According to the "STEM Starts Early" study performed by The Joan Ganz Cooney Center at Sesame Workshop and New America, “early STEM experiences predict later academic outcomes better than early reading skills". A Carnegie Foundation commission concluded that our capacity to innovate and thrive as adults depends on a foundation of math and science learning.
The benefits of early STEM education are numerous, but many parents and teachers wonder how to implement these concepts at an early age. It is never too early to begin, and the best place to start is where children's curiosity naturally lies: out in nature.
Exposure to animals and their environments—whether in nature or in a book—is often at the root of a child’s interest in science. Young Jane Goodall loved to observe the wildlife near her home, a passion that inspired her groundbreaking chimpanzee research. Charles Turner, pioneering entomologist, spent hours reading about ants and other insects in the pages of his father’s books. Rachel Carson began writing stories about squirrels when she was eight. Spark curiosity in a child and watch them develop a lifelong enthusiasm for learning.
By simply allowing them to to tap into their natural and innate curiosity about the living world and encouraging them to ask questions, you are engaging children in STEM.
Children's Experiential Learning in Nature
Nature provides young children with opportunities to develop their own understanding of STEM concepts by observing and interacting with the physical world.
For example, children can grasp a complex concept like the water cycle by observing puddles growing larger during a rainstorm and subsequently shrinking on a sunny day. Going for walks and keeping a nature journal fosters observation and critical thinking skills.
Moments of STEM learning aren't reserved for special activities; they happen all the time, everywhere. Our job as parents and educators is to draw out our children's inner scientists and give them the tools they need to make observations and connections.
While out in nature with your child, ask "what" questions rather than "why" questions. "What"questions focus on what your child is noticing and doing, and open the door for you to explore the natural world together. "Why" questions imply there is one correct answer to a question, which can discourage a child's natural curiosity. Asking a child, "Why does a rock sink in water?" is very different than asking "What happens when we put a rock in water?"
Early STEM Education and Literature
The same way children naturally love to interact with nature, their innate love of books and illustrations provides early STEM education opportunities.
But the benefits don't stop there! More than a simple scientific introduction, animal stories are an instance and an analogy of caring love.
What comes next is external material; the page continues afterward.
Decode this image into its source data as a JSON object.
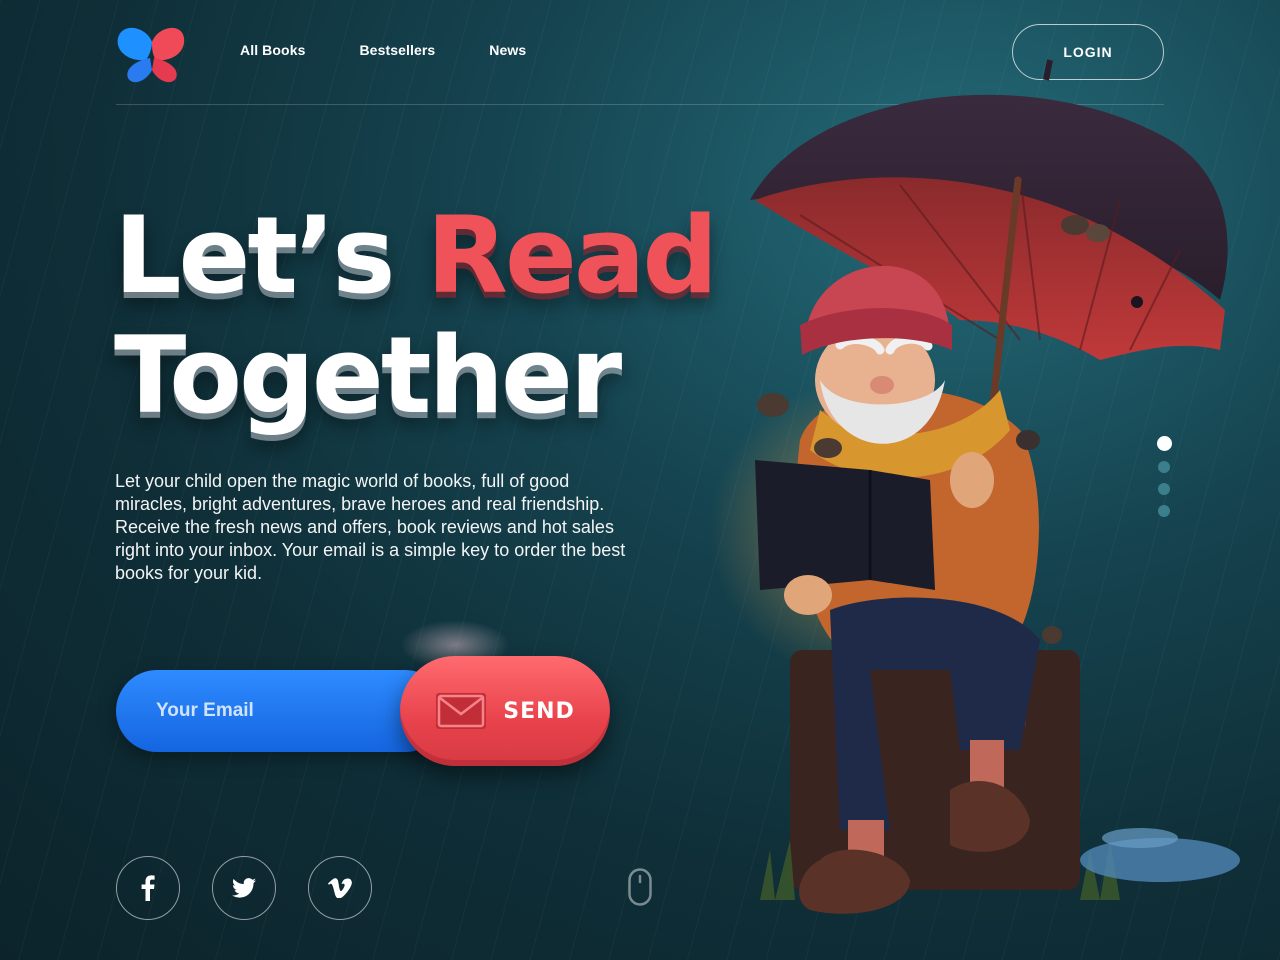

Showing children attachment in the natural world fosters empathy, kindness, and compassion in both their interpersonal and interspecies interactions.
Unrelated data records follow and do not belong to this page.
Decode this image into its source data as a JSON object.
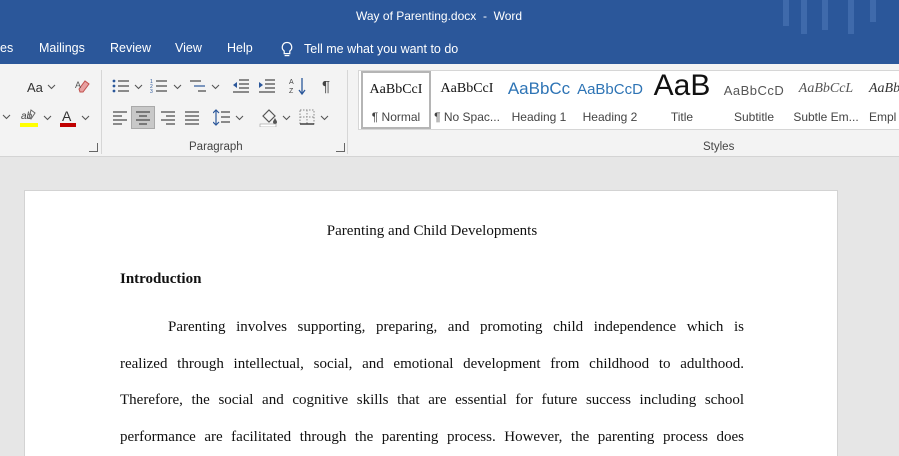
{
  "window": {
    "title": "Way of Parenting.docx  -  Word"
  },
  "tabs": [
    {
      "label": "es"
    },
    {
      "label": "Mailings"
    },
    {
      "label": "Review"
    },
    {
      "label": "View"
    },
    {
      "label": "Help"
    }
  ],
  "tell_me": {
    "text": "Tell me what you want to do",
    "icon": "lightbulb-icon"
  },
  "ribbon": {
    "paragraph_group_label": "Paragraph",
    "styles_group_label": "Styles",
    "font_size_button": "Aa",
    "colors": {
      "highlight": "#ffff00",
      "font_color": "#c00000",
      "accent": "#2b579a"
    },
    "styles": [
      {
        "preview": "AaBbCcI",
        "name": "¶ Normal",
        "selected": true
      },
      {
        "preview": "AaBbCcI",
        "name": "¶ No Spac..."
      },
      {
        "preview": "AaBbCc",
        "name": "Heading 1"
      },
      {
        "preview": "AaBbCcD",
        "name": "Heading 2"
      },
      {
        "preview": "AaB",
        "name": "Title"
      },
      {
        "preview": "AaBbCcD",
        "name": "Subtitle"
      },
      {
        "preview": "AaBbCcL",
        "name": "Subtle Em..."
      },
      {
        "preview": "AaBb",
        "name": "Empl"
      }
    ]
  },
  "document": {
    "title": "Parenting and Child Developments",
    "heading": "Introduction",
    "lines": [
      "Parenting involves supporting, preparing, and promoting child independence which is",
      "realized through intellectual, social, and emotional development from childhood to adulthood.",
      "Therefore, the social and cognitive skills that are essential for future success including school",
      "performance are facilitated through the parenting process. However, the parenting process does"
    ]
  }
}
The "Beginnings" Collection
This is where Science Naturally can help! Our Beginnings collection of STEM books for the early years has something to spark or sustain budding curiosity in any child.
These stunningly illustrated, information-packed titles introduce youngsters to the wonderful world of animals, and, by extension, to themselves. They encourage children to make real-world connections that sharpen their analytical skills and give them a head start in STEM.
Reading these titles together inspires children to think about how each species matures, what they need to survive, and what their communities look like—whether pride, flock, or family.